The band left Jeepster in 2002, signing a four album deal with Rough Trade Records. Their first album for Rough Trade, Dear Catastrophe Waitress, was released in 2003, and was produced by Trevor Horn. The album showed a markedly more 'produced' sound compared to their first four LPs, as the band was making a concerted effort to produce more "radio-friendly" music. In spite of this, the album was warmly received, and is credited with returning the band's "indie cred". The album also marked the return of Murdoch as the group's primary songwriter following the poorly-received Fold Your Hands Child, You Walk Like a Peasant and Storytelling, both of which were more collaborative than the band's early work. A documentary DVD, Fans Only, was released by Jeepster in October 2003, featuring promotional videos, live clips and unreleased footage. A single from the album, "Step into My Office, Baby" followed in November 2003 — it would be their first single taken from an album.

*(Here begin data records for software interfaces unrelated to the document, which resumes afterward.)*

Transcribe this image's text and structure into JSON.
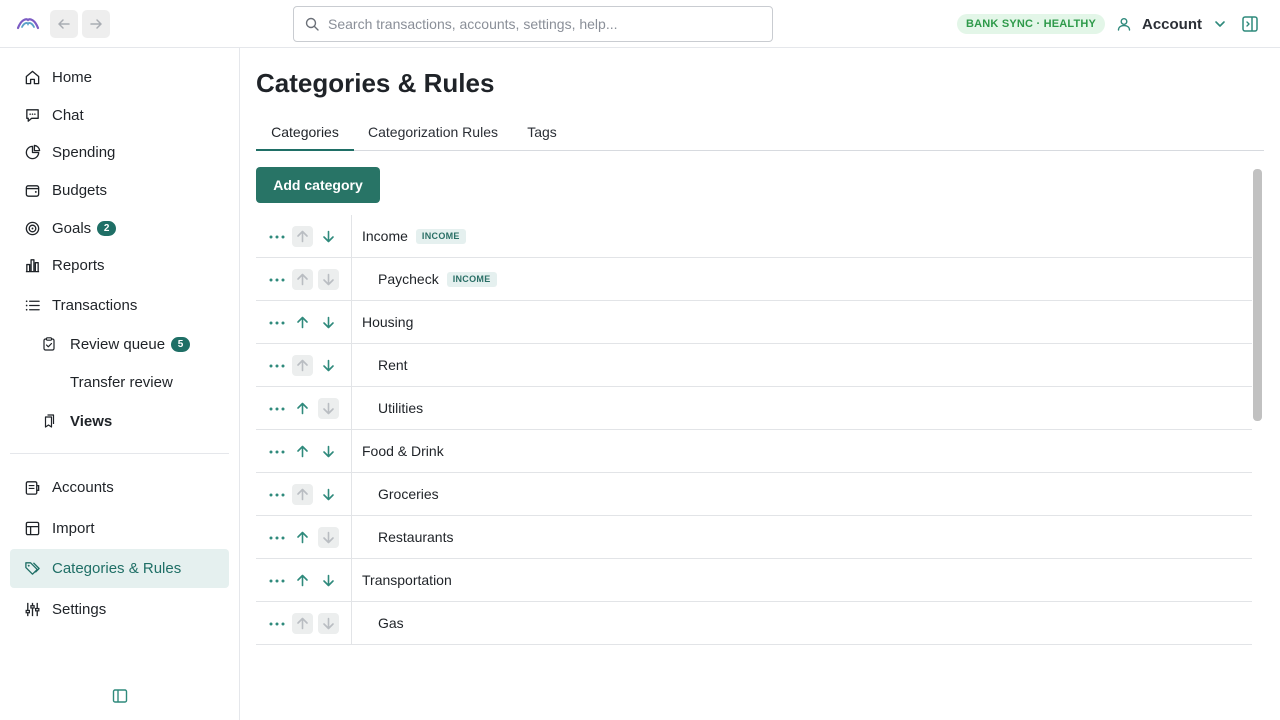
{
  "topbar": {
    "search_placeholder": "Search transactions, accounts, settings, help...",
    "sync_status": "BANK SYNC · HEALTHY",
    "account_label": "Account"
  },
  "sidebar": {
    "items": [
      {
        "label": "Home",
        "icon": "home-icon"
      },
      {
        "label": "Chat",
        "icon": "chat-icon"
      },
      {
        "label": "Spending",
        "icon": "pie-chart-icon"
      },
      {
        "label": "Budgets",
        "icon": "wallet-icon"
      },
      {
        "label": "Goals",
        "icon": "target-icon",
        "count": "2"
      },
      {
        "label": "Reports",
        "icon": "bar-chart-icon"
      },
      {
        "label": "Transactions",
        "icon": "list-icon"
      },
      {
        "label": "Review queue",
        "icon": "clipboard-check-icon",
        "count": "5"
      },
      {
        "label": "Transfer review"
      },
      {
        "label": "Views",
        "icon": "bookmarks-icon"
      },
      {
        "label": "Accounts",
        "icon": "accounts-icon"
      },
      {
        "label": "Import",
        "icon": "import-icon"
      },
      {
        "label": "Categories & Rules",
        "icon": "tags-icon",
        "active": true
      },
      {
        "label": "Settings",
        "icon": "sliders-icon"
      }
    ]
  },
  "main": {
    "title": "Categories & Rules",
    "tabs": [
      {
        "label": "Categories",
        "active": true
      },
      {
        "label": "Categorization Rules"
      },
      {
        "label": "Tags"
      }
    ],
    "add_button": "Add category",
    "categories": [
      {
        "name": "Income",
        "level": 0,
        "badge": "INCOME",
        "up_enabled": false,
        "down_enabled": true
      },
      {
        "name": "Paycheck",
        "level": 1,
        "badge": "INCOME",
        "up_enabled": false,
        "down_enabled": false
      },
      {
        "name": "Housing",
        "level": 0,
        "up_enabled": true,
        "down_enabled": true
      },
      {
        "name": "Rent",
        "level": 1,
        "up_enabled": false,
        "down_enabled": true
      },
      {
        "name": "Utilities",
        "level": 1,
        "up_enabled": true,
        "down_enabled": false
      },
      {
        "name": "Food & Drink",
        "level": 0,
        "up_enabled": true,
        "down_enabled": true
      },
      {
        "name": "Groceries",
        "level": 1,
        "up_enabled": false,
        "down_enabled": true
      },
      {
        "name": "Restaurants",
        "level": 1,
        "up_enabled": true,
        "down_enabled": false
      },
      {
        "name": "Transportation",
        "level": 0,
        "up_enabled": true,
        "down_enabled": true
      },
      {
        "name": "Gas",
        "level": 1,
        "up_enabled": false,
        "down_enabled": false
      }
    ]
  },
  "colors": {
    "accent": "#287466",
    "active_bg": "#e5f0ef",
    "sync_bg": "#e3f6e8",
    "sync_text": "#2e9a4a"
  }
}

The Thin Lizzy-inspired "I'm a Cuckoo" was the second single from the album. It achieved their highest chart position yet, reaching #14 in the UK. The Books EP followed, a double A-side single lead by "Wrapped Up in Books" from Dear Catastrophe Waitress and the new Your Cover's Blown. This EP became the band's third top 20 UK release and the band went on to be nominated for both the Mercury Music Prize and an Ivor Novello Award. In January 2005, B&S was voted Scotland's greatest band in a poll by The List, beating Simple Minds, Idlewild, Travis, Franz Ferdinand, and The Proclaimers, among others.
In April 2005, members of the band visited Israel and the Palestinian territories with the UK charity War on Want; the group subsequently recorded a song inspired by the trip titled "The Eighth Station of the Cross Kebab House", which would later be released as a B-side on 2006's "Funny Little Frog" single. Push Barman to Open Old Wounds, a compilation of the Jeepster singles and EPs, was released in May 2005 while the band were recording their seventh album in California. The result of the sessions was The Life Pursuit, produced by Tony Hoffer. The album, originally intended to be a double album, became their band's highest charting release to date upon its release in February 2006, peaking at #8 in the UK and #65 on the US Billboard 200. "Funny Little Frog", which preceded it, also proved to be their highest charting single, debuting at #13.

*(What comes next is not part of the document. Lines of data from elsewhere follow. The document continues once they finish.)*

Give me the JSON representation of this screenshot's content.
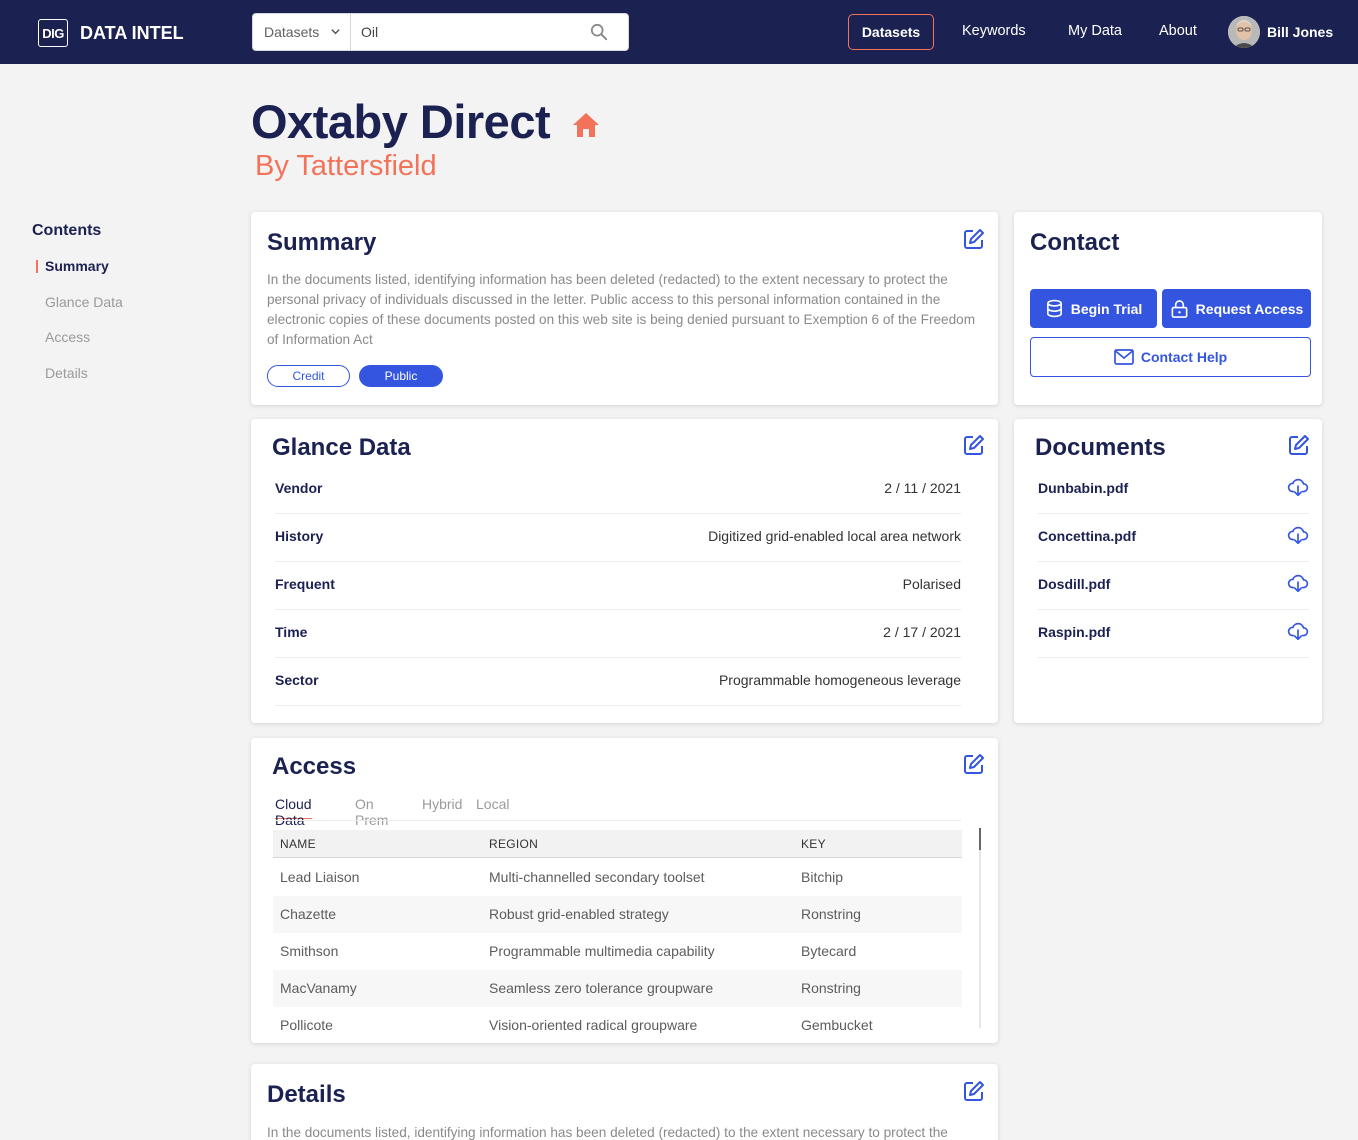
{
  "app": {
    "logo_text": "DIG",
    "brand": "DATA INTEL"
  },
  "search": {
    "category": "Datasets",
    "value": "Oil",
    "placeholder": ""
  },
  "nav": {
    "active": "Datasets",
    "links": [
      "Keywords",
      "My Data",
      "About"
    ],
    "user": "Bill Jones"
  },
  "header": {
    "title": "Oxtaby Direct",
    "subtitle": "By Tattersfield"
  },
  "toc": {
    "title": "Contents",
    "items": [
      "Summary",
      "Glance Data",
      "Access",
      "Details"
    ]
  },
  "summary": {
    "title": "Summary",
    "text": "In the documents listed, identifying information has been deleted (redacted) to the extent necessary to protect the personal privacy of individuals discussed in the letter. Public access to this personal information contained in the electronic copies of these documents posted on this web site is being denied pursuant to Exemption 6 of the Freedom of Information Act",
    "tags": [
      "Credit",
      "Public"
    ]
  },
  "glance": {
    "title": "Glance Data",
    "rows": [
      {
        "key": "Vendor",
        "value": "2 / 11 / 2021"
      },
      {
        "key": "History",
        "value": "Digitized grid-enabled local area network"
      },
      {
        "key": "Frequent",
        "value": "Polarised"
      },
      {
        "key": "Time",
        "value": "2 / 17 / 2021"
      },
      {
        "key": "Sector",
        "value": "Programmable homogeneous leverage"
      }
    ]
  },
  "access": {
    "title": "Access",
    "tabs": [
      "Cloud Data",
      "On Prem",
      "Hybrid",
      "Local"
    ],
    "columns": [
      "NAME",
      "REGION",
      "KEY"
    ],
    "rows": [
      [
        "Lead Liaison",
        "Multi-channelled secondary toolset",
        "Bitchip"
      ],
      [
        "Chazette",
        "Robust grid-enabled strategy",
        "Ronstring"
      ],
      [
        "Smithson",
        "Programmable multimedia capability",
        "Bytecard"
      ],
      [
        "MacVanamy",
        "Seamless zero tolerance groupware",
        "Ronstring"
      ],
      [
        "Pollicote",
        "Vision-oriented radical groupware",
        "Gembucket"
      ]
    ]
  },
  "details": {
    "title": "Details",
    "text": "In the documents listed, identifying information has been deleted (redacted) to the extent necessary to protect the"
  },
  "contact": {
    "title": "Contact",
    "begin_trial": "Begin Trial",
    "request_access": "Request Access",
    "contact_help": "Contact Help"
  },
  "documents": {
    "title": "Documents",
    "files": [
      "Dunbabin.pdf",
      "Concettina.pdf",
      "Dosdill.pdf",
      "Raspin.pdf"
    ]
  },
  "colors": {
    "navy": "#1b2150",
    "accent": "#f2735a",
    "primary": "#3455e0"
  }
}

On July 6, 2006, the band played a historic show with the Los Angeles Philharmonic at the Hollywood Bowl. The opening act at the 18,000 seat sell-out concert was The Shins. The members of the band see this as a landmark event, with Stevie Jackson saying, "This is the biggest thrill of my entire life". In October 2006, members of the band helped put together a CD collection of new songs for children titled Colours Are Brighter, with the involvement of major bands such as Franz Ferdinand and The Flaming Lips.

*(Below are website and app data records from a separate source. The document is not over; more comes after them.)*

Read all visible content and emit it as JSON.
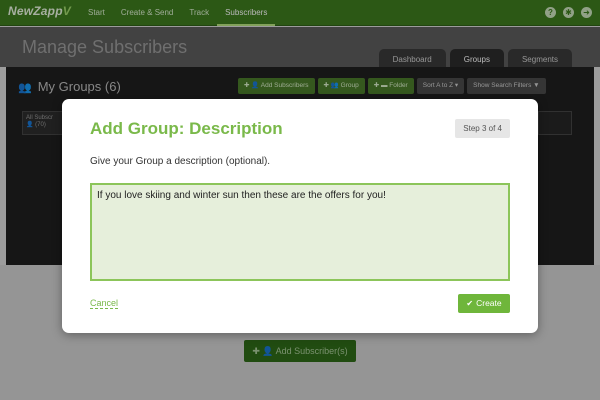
{
  "app": {
    "logo_text": "NewZapp",
    "logo_mark": "V"
  },
  "nav": {
    "items": [
      {
        "label": "Start"
      },
      {
        "label": "Create & Send"
      },
      {
        "label": "Track"
      },
      {
        "label": "Subscribers"
      }
    ],
    "icons": [
      "help-icon",
      "gear-icon",
      "logout-icon"
    ]
  },
  "page": {
    "title": "Manage Subscribers",
    "tabs": [
      {
        "label": "Dashboard"
      },
      {
        "label": "Groups"
      },
      {
        "label": "Segments"
      }
    ]
  },
  "groups_panel": {
    "header": "My Groups (6)",
    "toolbar": {
      "add_subscribers": "Add Subscribers",
      "group": "Group",
      "folder": "Folder",
      "sort": "Sort A to Z",
      "search_filters": "Show Search Filters"
    },
    "card_title": "All Subscr",
    "card_count": "(70)"
  },
  "bottom_button": "Add Subscriber(s)",
  "modal": {
    "title": "Add Group: Description",
    "step": "Step 3 of 4",
    "label": "Give your Group a description (optional).",
    "description_value": "If you love skiing and winter sun then these are the offers for you!",
    "cancel": "Cancel",
    "create": "Create"
  },
  "colors": {
    "brand_green": "#3d7a1e",
    "accent_green": "#7ab94a",
    "button_green": "#6fb63b",
    "textarea_bg": "#e6efdb"
  }
}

On November 17 2008 the band will release a BBC Sessions album, which will feature songs from the period of 1996-2001 (including the last recordings featuring Isobel Campbell before she left the band), along with a second disc featuring a recording of a live performance from Christmas 2001. The band is currently on a temporary hiatus with no immediate plans to record a new studio album.
The current members are: